### WHAT IS NEEDED
Look through the material below, count the lines containing the word "Demo", and state only the count.
[Opening EXCERPTED RECORDS section]
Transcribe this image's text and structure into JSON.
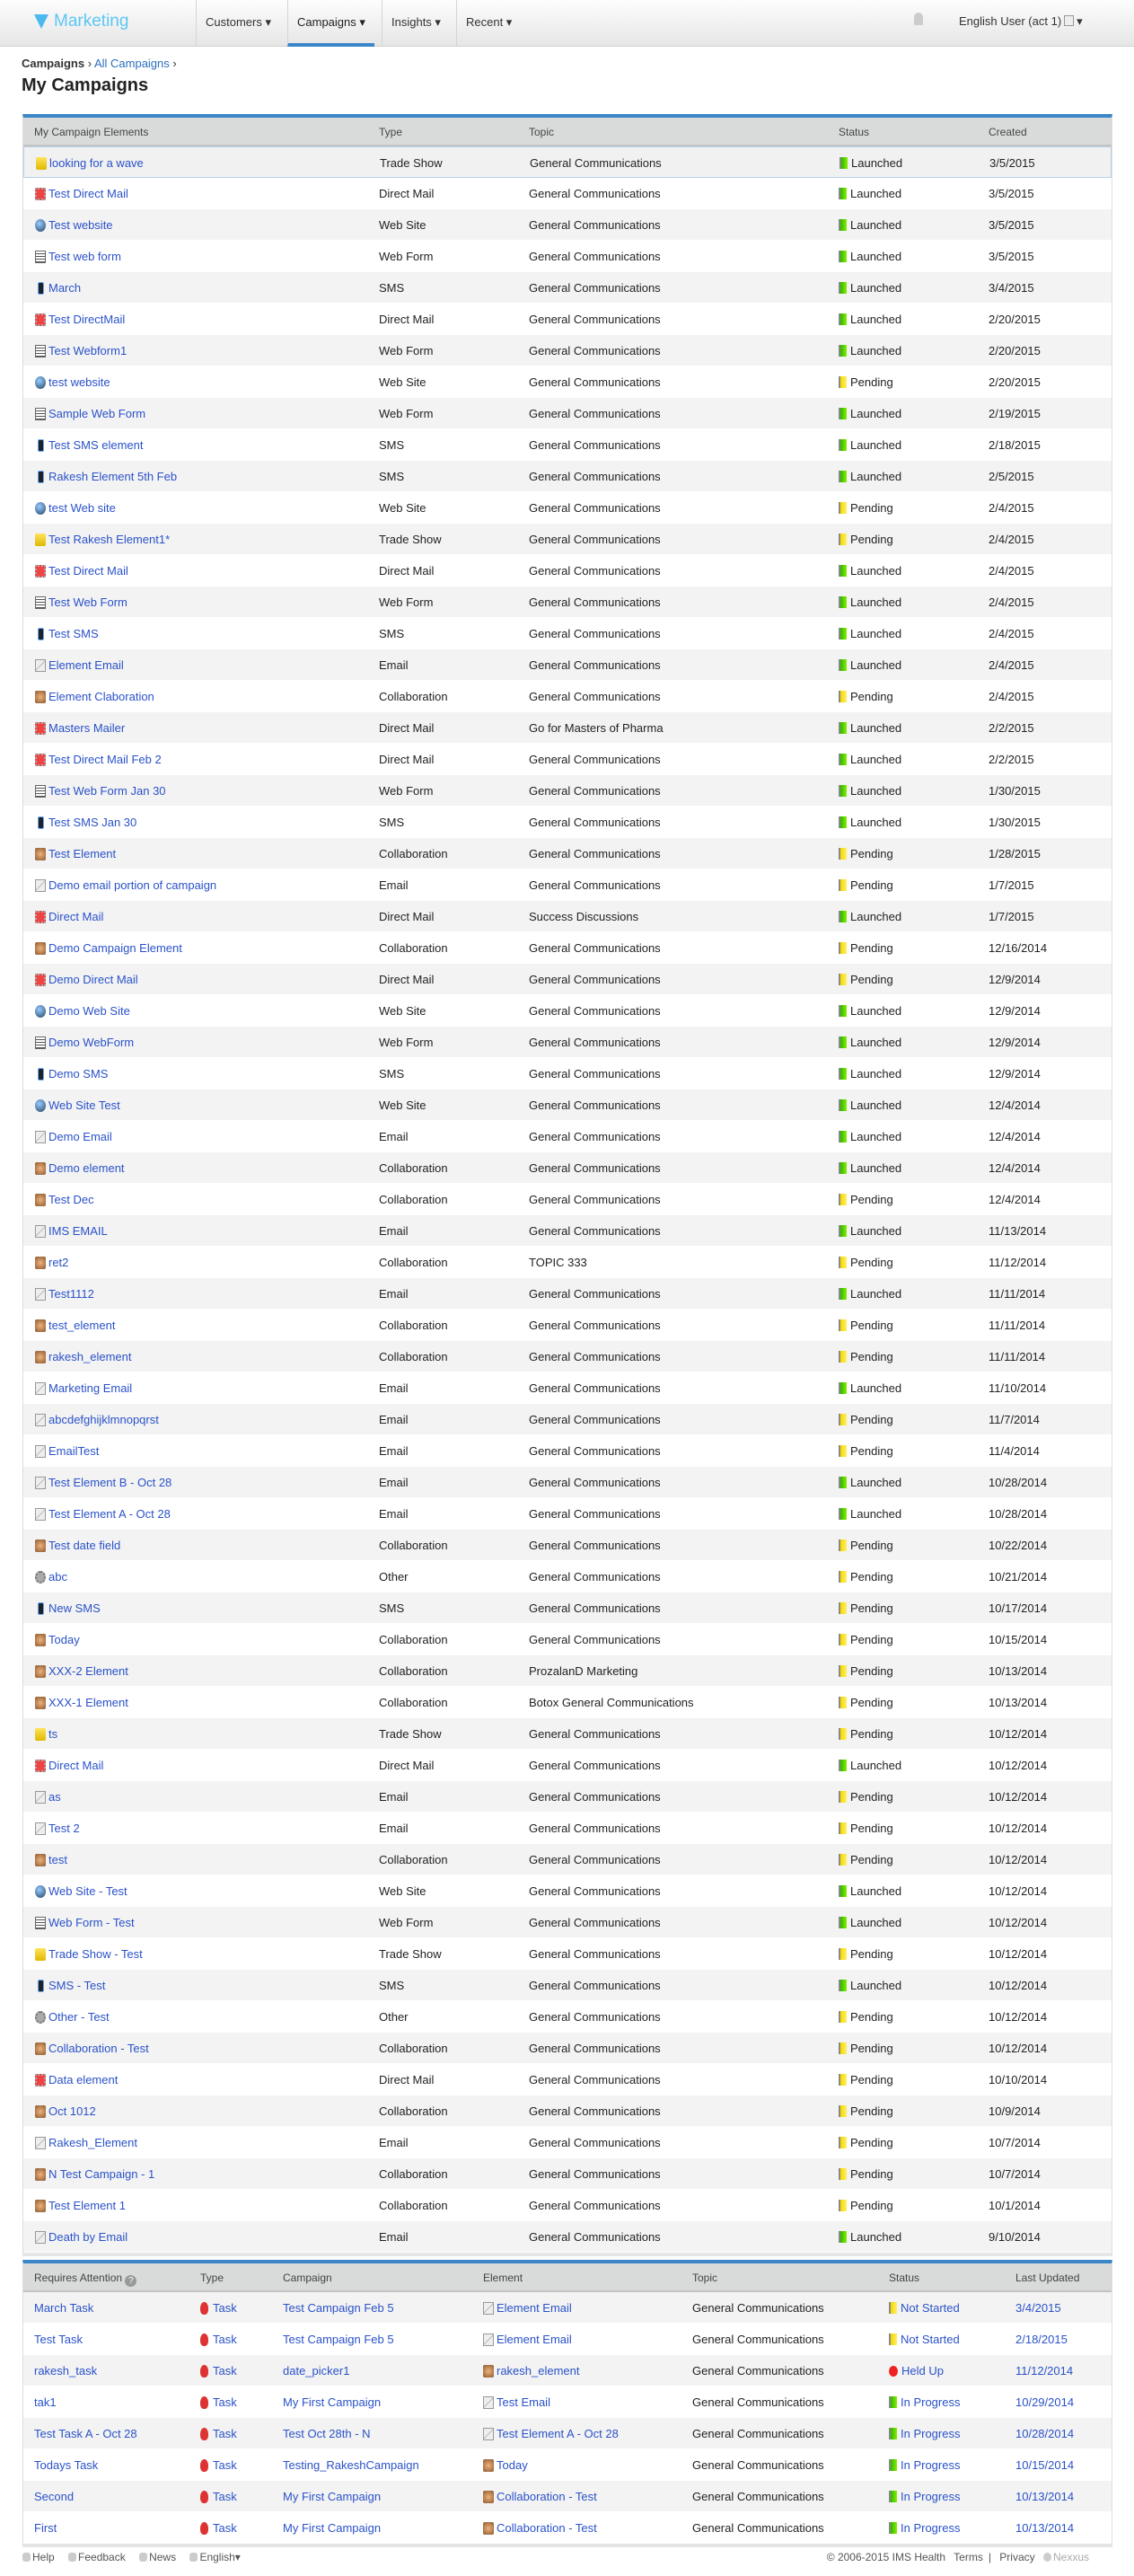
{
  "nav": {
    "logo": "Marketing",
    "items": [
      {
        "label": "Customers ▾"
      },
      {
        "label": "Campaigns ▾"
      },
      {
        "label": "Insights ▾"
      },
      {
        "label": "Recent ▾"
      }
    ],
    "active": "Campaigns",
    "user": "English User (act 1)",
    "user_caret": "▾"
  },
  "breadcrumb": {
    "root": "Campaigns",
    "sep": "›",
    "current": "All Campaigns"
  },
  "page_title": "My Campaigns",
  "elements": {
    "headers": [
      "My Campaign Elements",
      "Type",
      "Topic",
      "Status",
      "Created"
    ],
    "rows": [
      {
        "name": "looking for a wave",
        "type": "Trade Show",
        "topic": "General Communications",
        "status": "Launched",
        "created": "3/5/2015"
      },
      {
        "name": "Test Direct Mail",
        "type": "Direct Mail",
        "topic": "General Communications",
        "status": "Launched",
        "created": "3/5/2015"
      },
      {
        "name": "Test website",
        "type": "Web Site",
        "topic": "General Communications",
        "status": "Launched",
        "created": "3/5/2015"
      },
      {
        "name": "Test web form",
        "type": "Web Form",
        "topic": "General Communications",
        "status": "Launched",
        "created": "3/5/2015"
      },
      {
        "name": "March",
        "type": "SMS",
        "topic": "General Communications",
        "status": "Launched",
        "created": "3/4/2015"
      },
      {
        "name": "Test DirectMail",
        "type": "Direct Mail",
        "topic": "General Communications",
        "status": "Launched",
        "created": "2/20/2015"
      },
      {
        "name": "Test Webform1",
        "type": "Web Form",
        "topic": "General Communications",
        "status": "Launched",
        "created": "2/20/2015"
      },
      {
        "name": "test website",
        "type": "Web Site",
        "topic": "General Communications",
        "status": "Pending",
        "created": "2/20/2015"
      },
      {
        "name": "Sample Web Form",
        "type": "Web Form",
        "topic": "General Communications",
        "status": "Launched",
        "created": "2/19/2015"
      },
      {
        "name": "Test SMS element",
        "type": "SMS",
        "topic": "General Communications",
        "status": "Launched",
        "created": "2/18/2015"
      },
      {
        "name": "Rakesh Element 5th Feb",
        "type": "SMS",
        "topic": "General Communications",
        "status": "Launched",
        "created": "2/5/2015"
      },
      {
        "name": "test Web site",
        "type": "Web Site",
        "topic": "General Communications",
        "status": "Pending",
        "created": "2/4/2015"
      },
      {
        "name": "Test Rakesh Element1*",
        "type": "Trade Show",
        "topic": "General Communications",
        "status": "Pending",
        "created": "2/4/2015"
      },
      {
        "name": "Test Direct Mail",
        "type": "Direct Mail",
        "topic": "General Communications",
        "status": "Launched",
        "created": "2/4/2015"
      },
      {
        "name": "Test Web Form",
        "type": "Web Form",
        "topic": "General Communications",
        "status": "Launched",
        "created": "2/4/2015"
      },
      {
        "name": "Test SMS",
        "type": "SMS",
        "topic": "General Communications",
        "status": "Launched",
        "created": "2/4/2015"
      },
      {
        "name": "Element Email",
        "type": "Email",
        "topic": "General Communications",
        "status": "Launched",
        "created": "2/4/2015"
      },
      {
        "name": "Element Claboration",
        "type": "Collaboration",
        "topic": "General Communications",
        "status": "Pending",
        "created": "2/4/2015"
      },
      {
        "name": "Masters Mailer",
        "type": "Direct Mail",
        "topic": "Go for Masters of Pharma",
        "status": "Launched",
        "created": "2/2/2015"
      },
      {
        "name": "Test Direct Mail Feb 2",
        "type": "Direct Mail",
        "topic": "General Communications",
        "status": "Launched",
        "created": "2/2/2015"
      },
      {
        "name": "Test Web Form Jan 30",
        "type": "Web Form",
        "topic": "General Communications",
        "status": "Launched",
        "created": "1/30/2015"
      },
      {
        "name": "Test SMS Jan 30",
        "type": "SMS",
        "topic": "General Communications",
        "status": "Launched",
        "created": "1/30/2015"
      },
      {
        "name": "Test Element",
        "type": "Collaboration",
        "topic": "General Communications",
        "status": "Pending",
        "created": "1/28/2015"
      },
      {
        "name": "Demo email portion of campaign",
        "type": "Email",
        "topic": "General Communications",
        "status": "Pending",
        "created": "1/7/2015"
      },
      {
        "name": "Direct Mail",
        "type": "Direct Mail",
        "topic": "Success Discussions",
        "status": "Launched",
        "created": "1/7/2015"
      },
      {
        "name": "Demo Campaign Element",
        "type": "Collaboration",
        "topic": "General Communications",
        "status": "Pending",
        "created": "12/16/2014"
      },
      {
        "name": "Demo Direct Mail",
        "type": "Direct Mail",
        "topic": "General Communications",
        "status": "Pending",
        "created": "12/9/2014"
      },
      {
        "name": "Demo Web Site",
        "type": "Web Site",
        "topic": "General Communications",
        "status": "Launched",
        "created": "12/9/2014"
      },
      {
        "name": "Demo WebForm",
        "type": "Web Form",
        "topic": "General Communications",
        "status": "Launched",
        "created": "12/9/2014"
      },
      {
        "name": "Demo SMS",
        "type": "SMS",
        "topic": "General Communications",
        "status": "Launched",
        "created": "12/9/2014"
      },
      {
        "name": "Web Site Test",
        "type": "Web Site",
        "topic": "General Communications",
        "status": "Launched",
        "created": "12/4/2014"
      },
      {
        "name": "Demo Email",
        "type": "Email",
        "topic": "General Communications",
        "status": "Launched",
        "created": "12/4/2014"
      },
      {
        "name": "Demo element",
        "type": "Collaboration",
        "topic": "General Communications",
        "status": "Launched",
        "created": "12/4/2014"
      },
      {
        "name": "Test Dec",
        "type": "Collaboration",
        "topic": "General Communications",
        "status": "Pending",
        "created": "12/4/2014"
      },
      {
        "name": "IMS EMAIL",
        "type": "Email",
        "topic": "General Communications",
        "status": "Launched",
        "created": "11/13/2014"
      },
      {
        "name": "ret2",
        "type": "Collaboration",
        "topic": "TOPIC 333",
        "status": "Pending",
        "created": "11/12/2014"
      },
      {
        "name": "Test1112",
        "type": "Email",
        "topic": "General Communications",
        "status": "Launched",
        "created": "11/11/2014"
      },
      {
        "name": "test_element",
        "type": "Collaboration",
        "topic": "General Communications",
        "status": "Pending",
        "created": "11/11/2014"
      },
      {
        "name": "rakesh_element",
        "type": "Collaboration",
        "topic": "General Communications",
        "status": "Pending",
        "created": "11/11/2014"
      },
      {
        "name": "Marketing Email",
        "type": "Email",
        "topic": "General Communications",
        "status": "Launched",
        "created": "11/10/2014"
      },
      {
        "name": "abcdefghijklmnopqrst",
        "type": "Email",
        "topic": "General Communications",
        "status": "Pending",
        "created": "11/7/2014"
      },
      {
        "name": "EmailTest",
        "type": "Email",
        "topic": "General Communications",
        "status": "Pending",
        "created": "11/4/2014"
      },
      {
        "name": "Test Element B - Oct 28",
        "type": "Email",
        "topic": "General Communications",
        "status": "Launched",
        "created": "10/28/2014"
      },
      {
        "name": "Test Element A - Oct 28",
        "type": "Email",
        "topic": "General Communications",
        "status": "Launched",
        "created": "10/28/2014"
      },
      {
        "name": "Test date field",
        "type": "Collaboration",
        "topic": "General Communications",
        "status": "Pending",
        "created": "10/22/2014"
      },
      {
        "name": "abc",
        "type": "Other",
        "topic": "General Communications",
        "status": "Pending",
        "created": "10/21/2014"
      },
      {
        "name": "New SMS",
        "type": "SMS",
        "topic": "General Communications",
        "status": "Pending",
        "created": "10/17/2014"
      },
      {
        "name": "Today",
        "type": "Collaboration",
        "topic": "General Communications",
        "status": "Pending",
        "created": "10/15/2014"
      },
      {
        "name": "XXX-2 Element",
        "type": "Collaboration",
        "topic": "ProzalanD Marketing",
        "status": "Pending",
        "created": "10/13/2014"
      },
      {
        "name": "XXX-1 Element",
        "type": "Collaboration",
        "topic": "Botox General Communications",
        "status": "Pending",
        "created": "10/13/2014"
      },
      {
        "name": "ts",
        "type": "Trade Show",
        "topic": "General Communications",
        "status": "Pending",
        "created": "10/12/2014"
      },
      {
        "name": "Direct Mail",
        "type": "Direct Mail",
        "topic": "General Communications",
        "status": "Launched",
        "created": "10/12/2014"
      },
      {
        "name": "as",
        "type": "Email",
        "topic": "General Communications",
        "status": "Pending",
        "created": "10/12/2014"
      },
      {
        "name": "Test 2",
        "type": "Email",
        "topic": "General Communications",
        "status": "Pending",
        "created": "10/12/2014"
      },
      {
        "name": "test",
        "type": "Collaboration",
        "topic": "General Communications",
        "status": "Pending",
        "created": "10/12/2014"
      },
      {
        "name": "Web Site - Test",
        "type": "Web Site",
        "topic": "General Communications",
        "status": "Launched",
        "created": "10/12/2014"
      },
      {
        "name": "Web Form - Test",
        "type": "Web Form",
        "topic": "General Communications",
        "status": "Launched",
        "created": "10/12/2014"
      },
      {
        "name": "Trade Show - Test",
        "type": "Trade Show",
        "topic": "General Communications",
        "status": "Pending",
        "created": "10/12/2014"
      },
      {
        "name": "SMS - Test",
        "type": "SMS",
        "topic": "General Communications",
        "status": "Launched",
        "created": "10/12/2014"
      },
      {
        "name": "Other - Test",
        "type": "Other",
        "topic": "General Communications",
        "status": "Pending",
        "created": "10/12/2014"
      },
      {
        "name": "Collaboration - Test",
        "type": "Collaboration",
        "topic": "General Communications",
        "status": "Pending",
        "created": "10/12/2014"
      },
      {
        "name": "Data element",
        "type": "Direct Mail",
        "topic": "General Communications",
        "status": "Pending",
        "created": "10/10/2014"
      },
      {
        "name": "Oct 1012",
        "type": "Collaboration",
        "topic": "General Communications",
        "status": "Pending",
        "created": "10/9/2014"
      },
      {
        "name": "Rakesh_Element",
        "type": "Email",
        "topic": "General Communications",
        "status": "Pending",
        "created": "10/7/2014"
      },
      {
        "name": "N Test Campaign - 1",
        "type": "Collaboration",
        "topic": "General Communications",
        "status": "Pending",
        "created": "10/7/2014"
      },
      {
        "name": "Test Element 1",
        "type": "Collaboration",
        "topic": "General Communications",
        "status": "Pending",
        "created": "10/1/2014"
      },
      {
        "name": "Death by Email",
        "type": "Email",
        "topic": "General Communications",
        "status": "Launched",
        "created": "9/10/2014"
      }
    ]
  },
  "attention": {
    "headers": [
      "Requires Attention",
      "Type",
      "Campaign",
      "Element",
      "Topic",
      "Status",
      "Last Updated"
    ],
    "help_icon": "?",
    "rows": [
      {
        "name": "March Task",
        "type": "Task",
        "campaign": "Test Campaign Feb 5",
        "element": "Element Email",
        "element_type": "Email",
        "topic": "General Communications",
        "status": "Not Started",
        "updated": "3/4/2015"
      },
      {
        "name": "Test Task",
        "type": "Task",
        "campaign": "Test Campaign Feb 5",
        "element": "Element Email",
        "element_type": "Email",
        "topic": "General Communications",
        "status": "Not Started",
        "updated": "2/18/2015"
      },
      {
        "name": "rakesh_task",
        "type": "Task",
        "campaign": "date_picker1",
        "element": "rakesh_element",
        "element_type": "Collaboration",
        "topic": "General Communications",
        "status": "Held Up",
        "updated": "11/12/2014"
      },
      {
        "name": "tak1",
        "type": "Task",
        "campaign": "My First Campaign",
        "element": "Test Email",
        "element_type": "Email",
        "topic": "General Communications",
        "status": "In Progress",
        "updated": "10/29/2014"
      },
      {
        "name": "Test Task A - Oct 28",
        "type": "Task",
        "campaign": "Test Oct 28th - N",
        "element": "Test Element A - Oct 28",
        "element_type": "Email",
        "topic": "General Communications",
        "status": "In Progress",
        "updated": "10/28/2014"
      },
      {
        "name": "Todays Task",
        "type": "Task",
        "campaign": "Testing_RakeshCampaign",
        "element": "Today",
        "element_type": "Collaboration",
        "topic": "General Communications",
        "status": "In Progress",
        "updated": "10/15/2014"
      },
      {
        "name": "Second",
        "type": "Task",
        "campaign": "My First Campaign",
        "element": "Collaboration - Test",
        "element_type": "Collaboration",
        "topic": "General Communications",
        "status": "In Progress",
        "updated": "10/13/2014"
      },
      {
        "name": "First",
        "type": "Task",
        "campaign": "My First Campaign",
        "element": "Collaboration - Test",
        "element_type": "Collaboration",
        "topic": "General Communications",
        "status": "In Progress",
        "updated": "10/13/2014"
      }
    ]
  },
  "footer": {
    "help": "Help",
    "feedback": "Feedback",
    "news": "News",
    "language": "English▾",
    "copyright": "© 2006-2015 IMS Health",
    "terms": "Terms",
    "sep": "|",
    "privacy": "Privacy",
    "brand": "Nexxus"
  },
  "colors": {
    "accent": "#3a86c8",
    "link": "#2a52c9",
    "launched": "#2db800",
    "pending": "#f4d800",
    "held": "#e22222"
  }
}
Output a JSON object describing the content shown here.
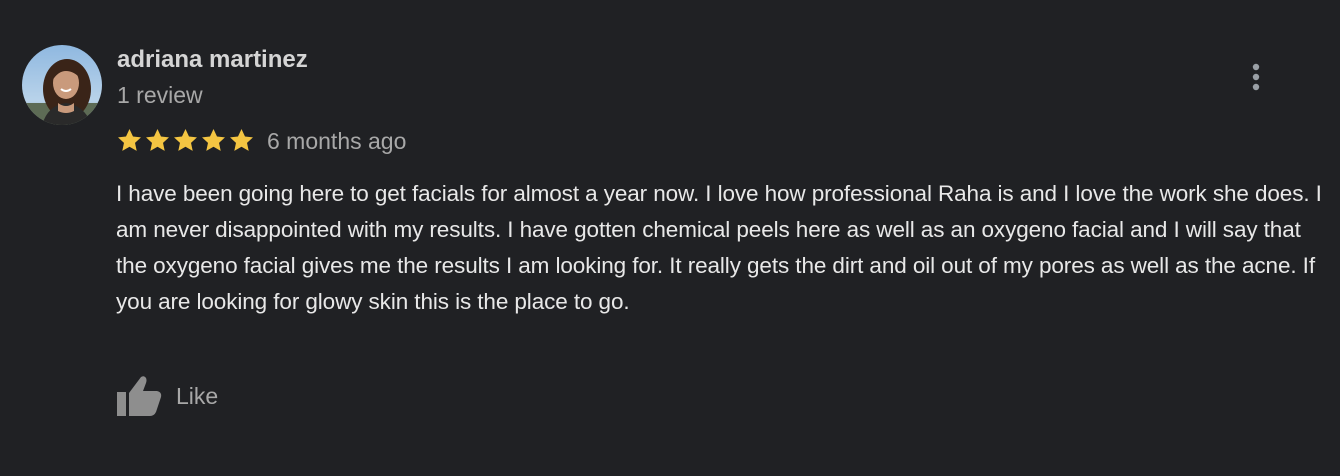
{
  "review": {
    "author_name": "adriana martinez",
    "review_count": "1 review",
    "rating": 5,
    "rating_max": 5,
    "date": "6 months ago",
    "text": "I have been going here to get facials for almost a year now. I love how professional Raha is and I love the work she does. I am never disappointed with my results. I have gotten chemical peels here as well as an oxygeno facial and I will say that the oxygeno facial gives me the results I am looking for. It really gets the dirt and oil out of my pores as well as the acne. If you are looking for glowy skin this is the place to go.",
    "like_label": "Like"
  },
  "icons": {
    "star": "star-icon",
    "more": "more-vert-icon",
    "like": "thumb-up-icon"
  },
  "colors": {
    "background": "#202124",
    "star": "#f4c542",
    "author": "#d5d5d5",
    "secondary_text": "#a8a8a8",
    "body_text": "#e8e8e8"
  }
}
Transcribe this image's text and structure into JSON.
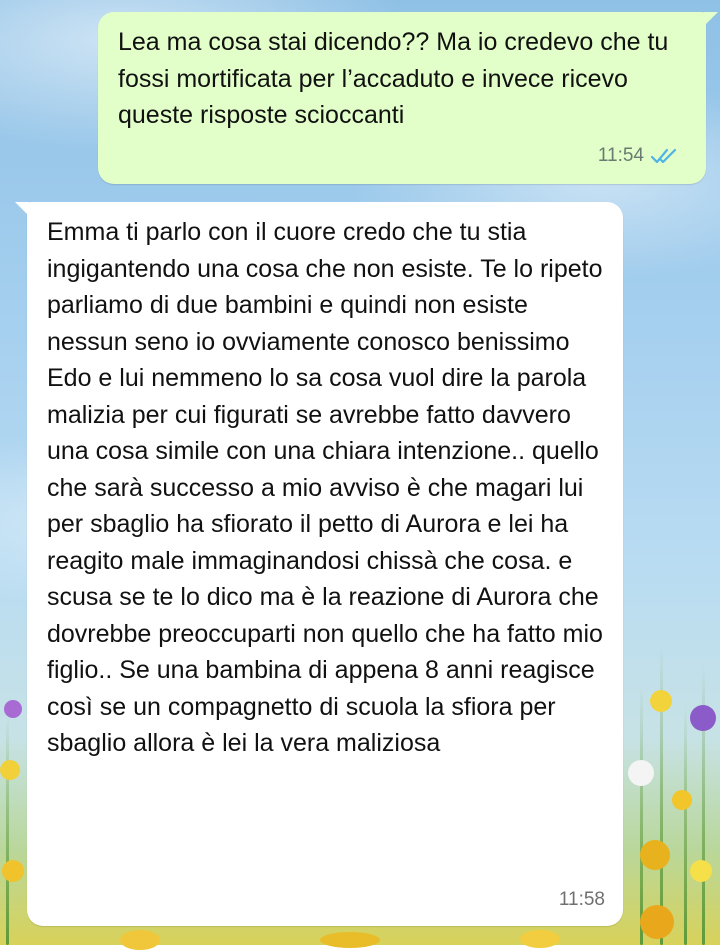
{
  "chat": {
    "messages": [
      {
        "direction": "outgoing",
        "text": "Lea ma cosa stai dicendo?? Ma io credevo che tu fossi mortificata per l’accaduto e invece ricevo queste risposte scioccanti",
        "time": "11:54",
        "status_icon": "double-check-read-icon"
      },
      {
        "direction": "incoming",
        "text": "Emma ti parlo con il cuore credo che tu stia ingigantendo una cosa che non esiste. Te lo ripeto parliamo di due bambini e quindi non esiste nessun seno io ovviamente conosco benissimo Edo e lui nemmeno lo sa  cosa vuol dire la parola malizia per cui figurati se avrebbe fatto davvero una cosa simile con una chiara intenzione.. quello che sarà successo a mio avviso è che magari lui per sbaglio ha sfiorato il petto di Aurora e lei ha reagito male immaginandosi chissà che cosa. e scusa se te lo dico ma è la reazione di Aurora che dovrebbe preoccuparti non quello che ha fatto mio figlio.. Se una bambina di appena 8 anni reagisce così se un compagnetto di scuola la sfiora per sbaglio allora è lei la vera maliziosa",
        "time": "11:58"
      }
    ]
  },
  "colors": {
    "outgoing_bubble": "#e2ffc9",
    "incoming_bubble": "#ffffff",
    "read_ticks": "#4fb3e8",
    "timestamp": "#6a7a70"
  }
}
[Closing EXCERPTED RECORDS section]
### RESPONSE TO THE EXERCISE
8